Work on your layout on scrap paper
If you have a long or complex quote or phrase that you’d like to put on your card, you’ll want to write it out a few times on a separate piece of scrap paper. This will allow you to find aesthetic balance, size your words appropriately, and choose which words will have the most emphasis.
Start by writing it out in plain handwriting, then rearranging it again and again placing emphasis on different words. Keep working on it and develop it further until you have a sketch that you like the best.
Make conscious margin decisions
Lettering looks awesome if it has a lot of room to breathe, or if it’s bleeding to the edge of the page. But anywhere too close to the edge and it can look like a mistake or an afterthought. When you’re laying out your phrase or quote, decide if you want the words to stay within a strict boundary or if you’re going to want one or more words to look like they’re falling off the edge of the card.
Keep lettering styles to a minimum
In your own artistic repertoire, you may have several lettering styles under your belt. If you have 5, it doesn’t necessarily mean that you should use all five. In my experience, a lettering design can translate to a more successful, cohesive design if it’s restricted to one or two distinct styles.
Choose lettering styles that mirror the emotion
So while it’s a good idea to choose lettering styles that are different in style (sans serif, serif, blocky, script, calligraphy, etc), it will work best if your lettering pairs have a similar feel. These choices will work best to capture the mood of the greeting card if they mirror the overall emotion of the card.
This may go without saying, but fun, whimsical lettering works best with cheery messages, and more strict lettering works best with serious messages.
However, there are always ways to use more strict lettering in a fun way, by constraining it to a fun shape or making the letters fit within each other in a new way.
Keep it legible
No matter what, when you’re hand lettering a greeting card or any message, the main goal is still to communicate a message. Keep your lettering legible and work to develop your design within the constraints of typography. Letter forms are flexible, but only to a point. You don’t want your good intent to be skewed by the recipient trying to decipher your beautifully lettered greeting card.
Keep the coloring simple
Much like you want to keep the lettering styles to a minimum, you will also want to stay within one color palette. Not sure where to start? Drop your favorite color hex code into this Color Calculator and pull a few recommended colors from there.
Bonus tip: Limit yourself and be more creative

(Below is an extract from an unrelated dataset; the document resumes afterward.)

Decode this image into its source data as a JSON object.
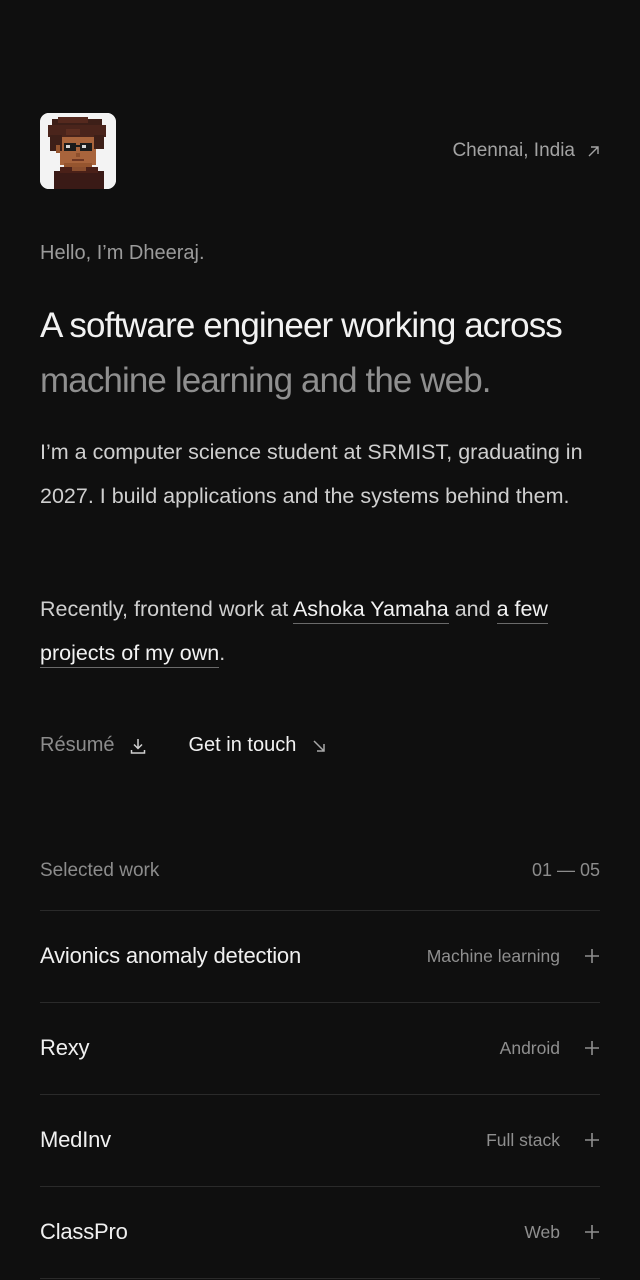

A fun exercise is limiting yourself in order to come up with more creative designs. Try using one pen. One lettering style. One color, etc. It’s interesting what you can create with such limitations put on yourself, and often the result can be very elegant.
Jennifer Coyle is a letterer, illustrator, designer and blogger. You can usually find her posting silly hand lettered phrases on Instagram, running, or playing the ukulele. Or, she’s on the hunt for the best burrito in Philadelphia. For more tips, follow her lettering blog.
Today’s WITCH number is 17.